- Work instruction -
Skip the images and restate every line of the records exactly.

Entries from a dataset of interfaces

+++

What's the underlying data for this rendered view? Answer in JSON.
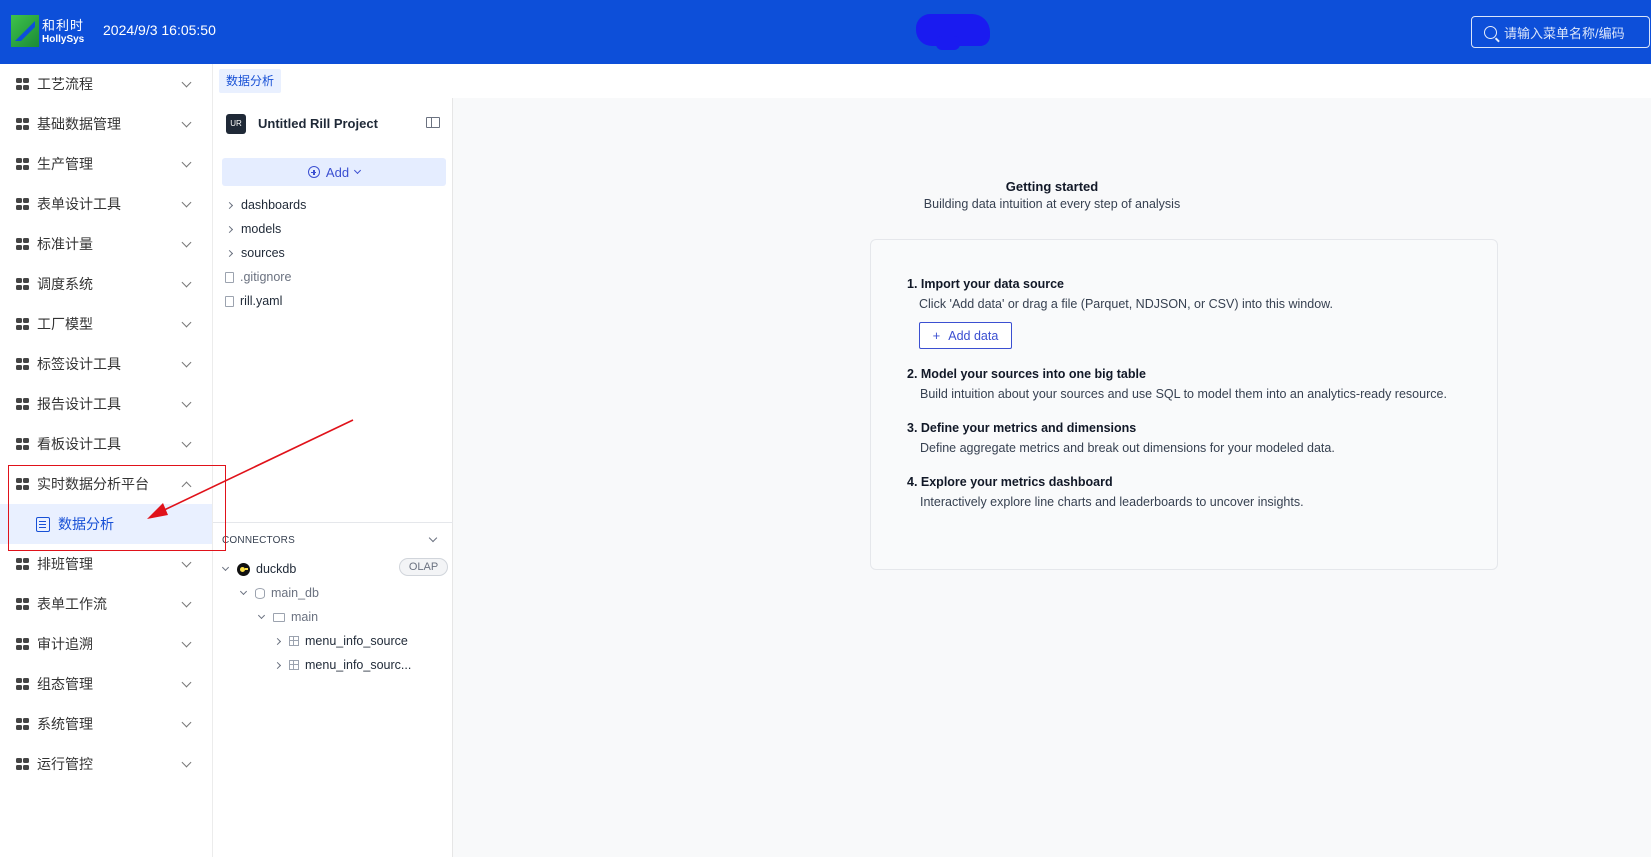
{
  "header": {
    "logo_cn": "和利时",
    "logo_en": "HollySys",
    "datetime": "2024/9/3 16:05:50",
    "search_placeholder": "请输入菜单名称/编码"
  },
  "sidebar": {
    "items": [
      {
        "label": "工艺流程"
      },
      {
        "label": "基础数据管理"
      },
      {
        "label": "生产管理"
      },
      {
        "label": "表单设计工具"
      },
      {
        "label": "标准计量"
      },
      {
        "label": "调度系统"
      },
      {
        "label": "工厂模型"
      },
      {
        "label": "标签设计工具"
      },
      {
        "label": "报告设计工具"
      },
      {
        "label": "看板设计工具"
      },
      {
        "label": "实时数据分析平台"
      },
      {
        "label": "排班管理"
      },
      {
        "label": "表单工作流"
      },
      {
        "label": "审计追溯"
      },
      {
        "label": "组态管理"
      },
      {
        "label": "系统管理"
      },
      {
        "label": "运行管控"
      }
    ],
    "active_sub_item": "数据分析"
  },
  "breadcrumb": {
    "tab": "数据分析"
  },
  "project": {
    "badge": "UR",
    "name": "Untitled Rill Project",
    "add_label": "Add",
    "files": [
      {
        "name": "dashboards",
        "type": "folder"
      },
      {
        "name": "models",
        "type": "folder"
      },
      {
        "name": "sources",
        "type": "folder"
      },
      {
        "name": ".gitignore",
        "type": "file"
      },
      {
        "name": "rill.yaml",
        "type": "file"
      }
    ]
  },
  "connectors": {
    "title": "CONNECTORS",
    "connector": "duckdb",
    "badge": "OLAP",
    "database": "main_db",
    "schema": "main",
    "tables": [
      "menu_info_source",
      "menu_info_sourc..."
    ]
  },
  "getting_started": {
    "title": "Getting started",
    "subtitle": "Building data intuition at every step of analysis",
    "steps": [
      {
        "title": "1. Import your data source",
        "desc": "Click 'Add data' or drag a file (Parquet, NDJSON, or CSV) into this window."
      },
      {
        "title": "2. Model your sources into one big table",
        "desc": "Build intuition about your sources and use SQL to model them into an analytics-ready resource."
      },
      {
        "title": "3. Define your metrics and dimensions",
        "desc": "Define aggregate metrics and break out dimensions for your modeled data."
      },
      {
        "title": "4. Explore your metrics dashboard",
        "desc": "Interactively explore line charts and leaderboards to uncover insights."
      }
    ],
    "add_data_label": "Add data"
  },
  "colors": {
    "header_bg": "#0d4fd9",
    "accent": "#1750d6",
    "annotation": "#e0121a"
  }
}
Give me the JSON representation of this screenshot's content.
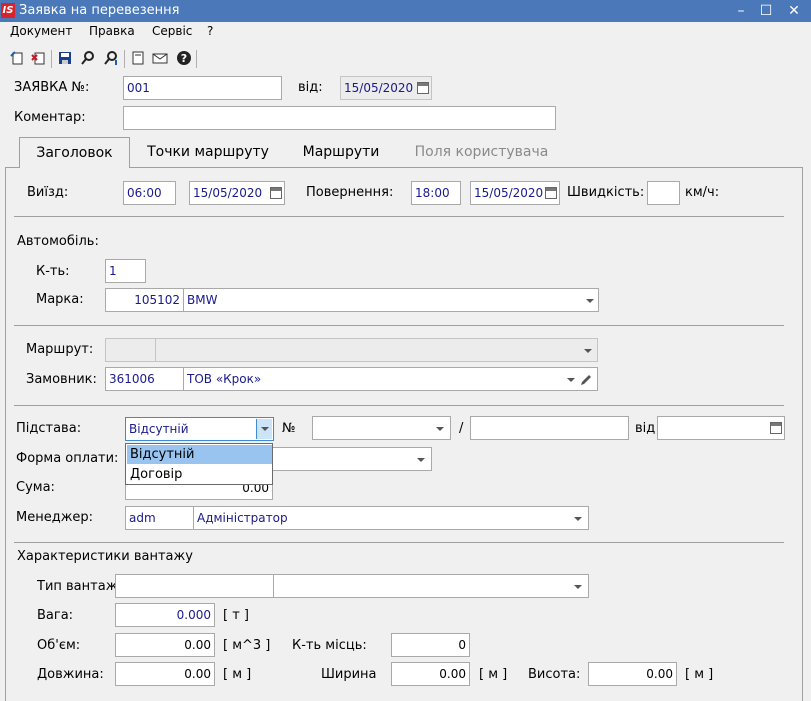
{
  "window": {
    "logo": "IS",
    "title": "Заявка на перевезення",
    "min": "–",
    "max": "☐",
    "close": "✕"
  },
  "menu": [
    "Документ",
    "Правка",
    "Сервіс",
    "?"
  ],
  "toolbar": {
    "icons": [
      "new-doc-icon",
      "delete-doc-icon",
      "save-icon",
      "search-icon",
      "find-next-icon",
      "page-icon",
      "mail-icon",
      "help-icon"
    ]
  },
  "header": {
    "number_label": "ЗАЯВКА №:",
    "number_value": "001",
    "from_label": "від:",
    "from_value": "15/05/2020",
    "comment_label": "Коментар:",
    "comment_value": ""
  },
  "tabs": [
    {
      "label": "Заголовок"
    },
    {
      "label": "Точки маршруту"
    },
    {
      "label": "Маршрути"
    },
    {
      "label": "Поля користувача"
    }
  ],
  "trip": {
    "departure_label": "Виїзд:",
    "departure_time": "06:00",
    "departure_date": "15/05/2020",
    "return_label": "Повернення:",
    "return_time": "18:00",
    "return_date": "15/05/2020",
    "speed_label": "Швидкість:",
    "speed_value": "",
    "speed_unit": "км/ч:"
  },
  "car": {
    "section_label": "Автомобіль:",
    "count_label": "К-ть:",
    "count_value": "1",
    "brand_label": "Марка:",
    "brand_code": "105102",
    "brand_name": "BMW"
  },
  "route": {
    "route_label": "Маршрут:",
    "route_code": "",
    "route_name": "",
    "customer_label": "Замовник:",
    "customer_code": "361006",
    "customer_name": "ТОВ «Крок»"
  },
  "basis": {
    "basis_label": "Підстава:",
    "basis_value": "Відсутній",
    "no_label": "№",
    "slash": "/",
    "from_label": "від",
    "dropdown_options": [
      "Відсутній",
      "Договір"
    ],
    "payment_label": "Форма оплати:",
    "sum_label": "Сума:",
    "sum_value": "0.00",
    "manager_label": "Менеджер:",
    "manager_code": "adm",
    "manager_name": "Адміністратор"
  },
  "cargo": {
    "section_label": "Характеристики вантажу",
    "type_label": "Тип вантажу",
    "weight_label": "Вага:",
    "weight_value": "0.000",
    "weight_unit": "[ т ]",
    "volume_label": "Об'єм:",
    "volume_value": "0.00",
    "volume_unit": "[ м^3 ]",
    "places_label": "К-ть місць:",
    "places_value": "0",
    "length_label": "Довжина:",
    "length_value": "0.00",
    "length_unit": "[ м ]",
    "width_label": "Ширина",
    "width_value": "0.00",
    "width_unit": "[ м ]",
    "height_label": "Висота:",
    "height_value": "0.00",
    "height_unit": "[ м ]"
  }
}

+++

- Your response -
What's the underlying data for this rendered view? Answer in JSON.
{
  "header": {
    "logo_cn": "和利时",
    "logo_en": "HollySys",
    "datetime": "2024/9/3 16:05:50",
    "search_placeholder": "请输入菜单名称/编码"
  },
  "sidebar": {
    "items": [
      {
        "label": "工艺流程"
      },
      {
        "label": "基础数据管理"
      },
      {
        "label": "生产管理"
      },
      {
        "label": "表单设计工具"
      },
      {
        "label": "标准计量"
      },
      {
        "label": "调度系统"
      },
      {
        "label": "工厂模型"
      },
      {
        "label": "标签设计工具"
      },
      {
        "label": "报告设计工具"
      },
      {
        "label": "看板设计工具"
      },
      {
        "label": "实时数据分析平台"
      },
      {
        "label": "排班管理"
      },
      {
        "label": "表单工作流"
      },
      {
        "label": "审计追溯"
      },
      {
        "label": "组态管理"
      },
      {
        "label": "系统管理"
      },
      {
        "label": "运行管控"
      }
    ],
    "active_sub_item": "数据分析"
  },
  "breadcrumb": {
    "tab": "数据分析"
  },
  "project": {
    "badge": "UR",
    "name": "Untitled Rill Project",
    "add_label": "Add",
    "files": [
      {
        "name": "dashboards",
        "type": "folder"
      },
      {
        "name": "models",
        "type": "folder"
      },
      {
        "name": "sources",
        "type": "folder"
      },
      {
        "name": ".gitignore",
        "type": "file"
      },
      {
        "name": "rill.yaml",
        "type": "file"
      }
    ]
  },
  "connectors": {
    "title": "CONNECTORS",
    "connector": "duckdb",
    "badge": "OLAP",
    "database": "main_db",
    "schema": "main",
    "tables": [
      "menu_info_source",
      "menu_info_sourc..."
    ]
  },
  "getting_started": {
    "title": "Getting started",
    "subtitle": "Building data intuition at every step of analysis",
    "steps": [
      {
        "title": "1. Import your data source",
        "desc": "Click 'Add data' or drag a file (Parquet, NDJSON, or CSV) into this window."
      },
      {
        "title": "2. Model your sources into one big table",
        "desc": "Build intuition about your sources and use SQL to model them into an analytics-ready resource."
      },
      {
        "title": "3. Define your metrics and dimensions",
        "desc": "Define aggregate metrics and break out dimensions for your modeled data."
      },
      {
        "title": "4. Explore your metrics dashboard",
        "desc": "Interactively explore line charts and leaderboards to uncover insights."
      }
    ],
    "add_data_label": "Add data"
  },
  "colors": {
    "header_bg": "#0d4fd9",
    "accent": "#1750d6",
    "annotation": "#e0121a"
  }
}
Give me the JSON representation of this screenshot's content.
{
  "window": {
    "logo": "IS",
    "title": "Заявка на перевезення",
    "min": "–",
    "max": "☐",
    "close": "✕"
  },
  "menu": [
    "Документ",
    "Правка",
    "Сервіс",
    "?"
  ],
  "toolbar": {
    "icons": [
      "new-doc-icon",
      "delete-doc-icon",
      "save-icon",
      "search-icon",
      "find-next-icon",
      "page-icon",
      "mail-icon",
      "help-icon"
    ]
  },
  "header": {
    "number_label": "ЗАЯВКА №:",
    "number_value": "001",
    "from_label": "від:",
    "from_value": "15/05/2020",
    "comment_label": "Коментар:",
    "comment_value": ""
  },
  "tabs": [
    {
      "label": "Заголовок"
    },
    {
      "label": "Точки маршруту"
    },
    {
      "label": "Маршрути"
    },
    {
      "label": "Поля користувача"
    }
  ],
  "trip": {
    "departure_label": "Виїзд:",
    "departure_time": "06:00",
    "departure_date": "15/05/2020",
    "return_label": "Повернення:",
    "return_time": "18:00",
    "return_date": "15/05/2020",
    "speed_label": "Швидкість:",
    "speed_value": "",
    "speed_unit": "км/ч:"
  },
  "car": {
    "section_label": "Автомобіль:",
    "count_label": "К-ть:",
    "count_value": "1",
    "brand_label": "Марка:",
    "brand_code": "105102",
    "brand_name": "BMW"
  },
  "route": {
    "route_label": "Маршрут:",
    "route_code": "",
    "route_name": "",
    "customer_label": "Замовник:",
    "customer_code": "361006",
    "customer_name": "ТОВ «Крок»"
  },
  "basis": {
    "basis_label": "Підстава:",
    "basis_value": "Відсутній",
    "no_label": "№",
    "slash": "/",
    "from_label": "від",
    "dropdown_options": [
      "Відсутній",
      "Договір"
    ],
    "payment_label": "Форма оплати:",
    "sum_label": "Сума:",
    "sum_value": "0.00",
    "manager_label": "Менеджер:",
    "manager_code": "adm",
    "manager_name": "Адміністратор"
  },
  "cargo": {
    "section_label": "Характеристики вантажу",
    "type_label": "Тип вантажу",
    "weight_label": "Вага:",
    "weight_value": "0.000",
    "weight_unit": "[ т ]",
    "volume_label": "Об'єм:",
    "volume_value": "0.00",
    "volume_unit": "[ м^3 ]",
    "places_label": "К-ть місць:",
    "places_value": "0",
    "length_label": "Довжина:",
    "length_value": "0.00",
    "length_unit": "[ м ]",
    "width_label": "Ширина",
    "width_value": "0.00",
    "width_unit": "[ м ]",
    "height_label": "Висота:",
    "height_value": "0.00",
    "height_unit": "[ м ]"
  }
}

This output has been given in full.